Reading a good book, a good story that's well written transforms me from this real world into the more real, fictional world the book is set in. I was reading last night before my class, sitting in my car in a parking lot lit by harsh fluorescent lights. So transfixed was I that when I lifted my head, foggily, to do..what? I don't remember, but I looked up and out of my windshield, surprised that there was a world there that had nothing to do with the South Carolina I was reading about. Instead of a warm, humid summer day, I was startled to see a late-winter night, windows sprinkled with raindrops.
Being so engrossed in a book is good and bad. It's a wonderful escape. Too wonderful. And when I emerge, I am disoriented and confused, wondering where my friends are that I so recently left behind in black and white printed words on a page.
The real world, the one in which I am a three-dimensional character, seems flat and two dimensional and unreal in comparison.
Why is it easier to live inside of books than have a life outside of them? I want to be as three dimensional as the wonderful characters I befriend between the covers. I want to be as real and meaningful as they are. I want to matter.
“There is something wonderful about a book. We can pick it up. We can heft it. We can read it. We can set it down. We can think of what we have read.

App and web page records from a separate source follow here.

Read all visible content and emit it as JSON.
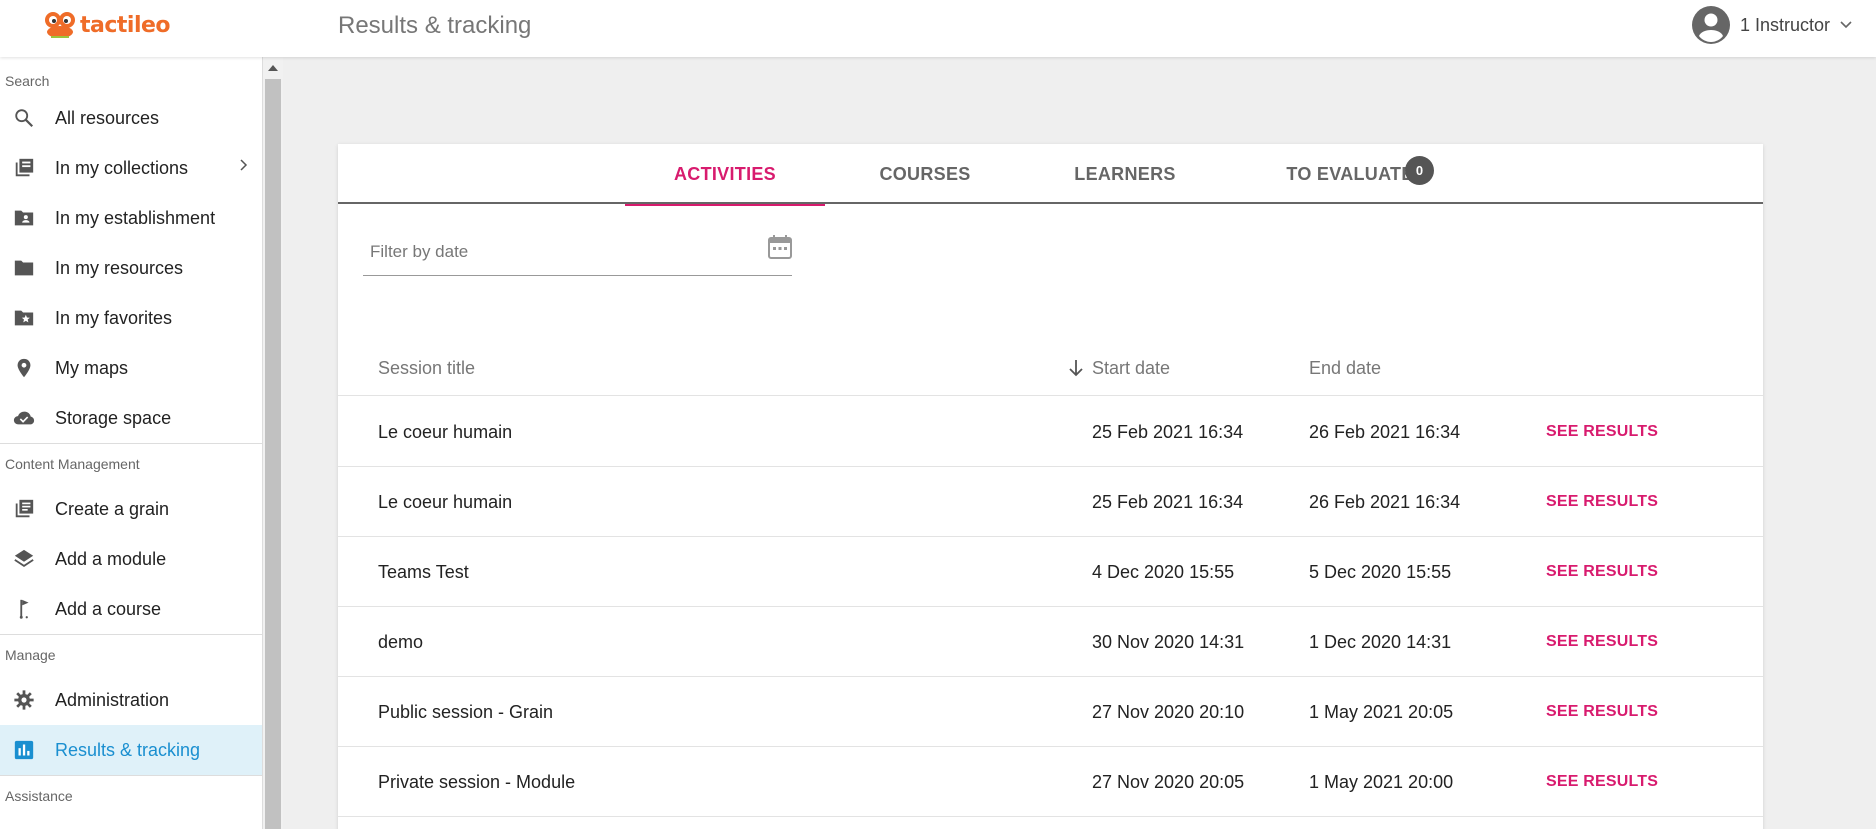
{
  "app": {
    "logo_text": "tactileo",
    "title": "Results & tracking"
  },
  "user": {
    "name": "1 Instructor"
  },
  "sidebar": {
    "sections": [
      {
        "label": "Search"
      },
      {
        "label": "Content Management"
      },
      {
        "label": "Manage"
      },
      {
        "label": "Assistance"
      }
    ],
    "items": [
      {
        "label": "All resources",
        "icon": "search-icon"
      },
      {
        "label": "In my collections",
        "icon": "collections-icon"
      },
      {
        "label": "In my establishment",
        "icon": "establishment-folder-icon"
      },
      {
        "label": "In my resources",
        "icon": "folder-icon"
      },
      {
        "label": "In my favorites",
        "icon": "favorites-folder-icon"
      },
      {
        "label": "My maps",
        "icon": "map-pin-icon"
      },
      {
        "label": "Storage space",
        "icon": "cloud-check-icon"
      },
      {
        "label": "Create a grain",
        "icon": "grain-icon"
      },
      {
        "label": "Add a module",
        "icon": "layers-icon"
      },
      {
        "label": "Add a course",
        "icon": "course-flag-icon"
      },
      {
        "label": "Administration",
        "icon": "gear-icon"
      },
      {
        "label": "Results & tracking",
        "icon": "bar-chart-icon"
      }
    ]
  },
  "tabs": [
    {
      "label": "ACTIVITIES"
    },
    {
      "label": "COURSES"
    },
    {
      "label": "LEARNERS"
    },
    {
      "label": "TO EVALUATE",
      "badge": "0"
    }
  ],
  "filter": {
    "placeholder": "Filter by date",
    "value": ""
  },
  "table": {
    "columns": [
      "Session title",
      "Start date",
      "End date"
    ],
    "action_label": "SEE RESULTS",
    "rows": [
      {
        "title": "Le coeur humain",
        "start": "25 Feb 2021 16:34",
        "end": "26 Feb 2021 16:34"
      },
      {
        "title": "Le coeur humain",
        "start": "25 Feb 2021 16:34",
        "end": "26 Feb 2021 16:34"
      },
      {
        "title": "Teams Test",
        "start": "4 Dec 2020 15:55",
        "end": "5 Dec 2020 15:55"
      },
      {
        "title": "demo",
        "start": "30 Nov 2020 14:31",
        "end": "1 Dec 2020 14:31"
      },
      {
        "title": "Public session - Grain",
        "start": "27 Nov 2020 20:10",
        "end": "1 May 2021 20:05"
      },
      {
        "title": "Private session - Module",
        "start": "27 Nov 2020 20:05",
        "end": "1 May 2021 20:00"
      }
    ]
  },
  "colors": {
    "accent": "#d81b6e",
    "brand": "#ef6c28",
    "active_nav": "#1a8fd0"
  }
}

It does something for us. We can share great minds, great actions, and great undertakings in the pages of a book.” (Gordon B. Hinckley, Standing for Something: Ten Neglected Virtues that Will Heal Our Hearts and Homes.)